PROBLEM DETAILS: Please report how many lines in the records below contain the word "DaVinci", giving only that number.

━━━ RECORDS TO USE

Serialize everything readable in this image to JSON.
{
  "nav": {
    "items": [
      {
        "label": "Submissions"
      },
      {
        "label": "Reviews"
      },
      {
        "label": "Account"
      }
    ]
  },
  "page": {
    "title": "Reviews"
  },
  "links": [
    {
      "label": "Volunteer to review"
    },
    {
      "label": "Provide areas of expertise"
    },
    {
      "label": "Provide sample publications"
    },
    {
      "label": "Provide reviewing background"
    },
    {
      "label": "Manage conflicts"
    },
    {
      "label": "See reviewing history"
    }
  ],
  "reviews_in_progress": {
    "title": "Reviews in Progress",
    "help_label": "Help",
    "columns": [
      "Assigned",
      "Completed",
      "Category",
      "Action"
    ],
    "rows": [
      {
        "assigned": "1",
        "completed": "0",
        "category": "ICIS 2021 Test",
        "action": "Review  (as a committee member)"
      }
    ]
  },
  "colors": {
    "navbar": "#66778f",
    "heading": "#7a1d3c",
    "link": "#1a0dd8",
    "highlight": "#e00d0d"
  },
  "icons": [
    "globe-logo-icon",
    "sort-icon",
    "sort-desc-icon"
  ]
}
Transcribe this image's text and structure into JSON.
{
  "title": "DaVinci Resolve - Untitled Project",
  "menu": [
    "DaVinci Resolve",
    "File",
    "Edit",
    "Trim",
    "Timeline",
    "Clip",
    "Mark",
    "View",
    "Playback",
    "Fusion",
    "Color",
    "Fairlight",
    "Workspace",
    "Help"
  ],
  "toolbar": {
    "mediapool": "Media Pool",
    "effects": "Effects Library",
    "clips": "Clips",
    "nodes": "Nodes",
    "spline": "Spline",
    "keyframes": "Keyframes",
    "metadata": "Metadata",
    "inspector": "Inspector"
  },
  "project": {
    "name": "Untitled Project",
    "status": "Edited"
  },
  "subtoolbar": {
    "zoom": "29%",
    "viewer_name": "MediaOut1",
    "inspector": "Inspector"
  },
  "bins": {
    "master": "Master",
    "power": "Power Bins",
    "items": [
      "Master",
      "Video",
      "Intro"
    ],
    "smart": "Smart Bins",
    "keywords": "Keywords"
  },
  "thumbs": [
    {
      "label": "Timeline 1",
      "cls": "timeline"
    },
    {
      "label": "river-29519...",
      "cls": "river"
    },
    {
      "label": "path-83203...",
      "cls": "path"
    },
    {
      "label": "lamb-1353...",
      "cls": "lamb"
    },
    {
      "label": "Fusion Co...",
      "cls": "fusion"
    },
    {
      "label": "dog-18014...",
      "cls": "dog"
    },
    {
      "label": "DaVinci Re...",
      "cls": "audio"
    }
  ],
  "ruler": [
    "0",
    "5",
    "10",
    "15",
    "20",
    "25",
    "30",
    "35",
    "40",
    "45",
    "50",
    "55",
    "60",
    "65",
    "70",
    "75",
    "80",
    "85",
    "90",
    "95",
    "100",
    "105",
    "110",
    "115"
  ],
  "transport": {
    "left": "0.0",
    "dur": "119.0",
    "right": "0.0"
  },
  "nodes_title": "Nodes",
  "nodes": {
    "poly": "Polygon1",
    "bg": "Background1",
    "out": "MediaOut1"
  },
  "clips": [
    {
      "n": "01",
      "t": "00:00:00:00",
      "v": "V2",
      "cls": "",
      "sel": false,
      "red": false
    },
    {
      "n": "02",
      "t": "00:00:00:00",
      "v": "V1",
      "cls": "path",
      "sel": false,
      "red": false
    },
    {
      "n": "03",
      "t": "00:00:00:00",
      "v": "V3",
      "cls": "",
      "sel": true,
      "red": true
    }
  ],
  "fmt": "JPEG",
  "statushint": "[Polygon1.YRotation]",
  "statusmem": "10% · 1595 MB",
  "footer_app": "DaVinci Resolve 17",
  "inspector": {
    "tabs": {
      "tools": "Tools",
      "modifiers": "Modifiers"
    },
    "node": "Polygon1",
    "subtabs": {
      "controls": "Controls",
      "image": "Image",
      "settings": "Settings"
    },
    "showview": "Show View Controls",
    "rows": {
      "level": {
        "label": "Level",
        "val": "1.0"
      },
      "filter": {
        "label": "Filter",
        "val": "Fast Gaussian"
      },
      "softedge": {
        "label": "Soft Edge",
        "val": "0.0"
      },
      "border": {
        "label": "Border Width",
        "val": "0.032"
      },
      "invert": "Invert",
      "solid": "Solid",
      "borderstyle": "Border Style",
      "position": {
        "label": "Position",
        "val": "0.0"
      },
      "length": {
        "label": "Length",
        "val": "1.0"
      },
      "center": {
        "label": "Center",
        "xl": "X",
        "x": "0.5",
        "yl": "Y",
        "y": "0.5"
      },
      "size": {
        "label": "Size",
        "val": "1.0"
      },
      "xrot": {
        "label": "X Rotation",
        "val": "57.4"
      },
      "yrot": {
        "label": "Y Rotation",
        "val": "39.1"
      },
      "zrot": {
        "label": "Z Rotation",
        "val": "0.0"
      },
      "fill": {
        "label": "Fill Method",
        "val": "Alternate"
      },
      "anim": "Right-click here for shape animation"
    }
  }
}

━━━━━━

RESPONSE AREA: 4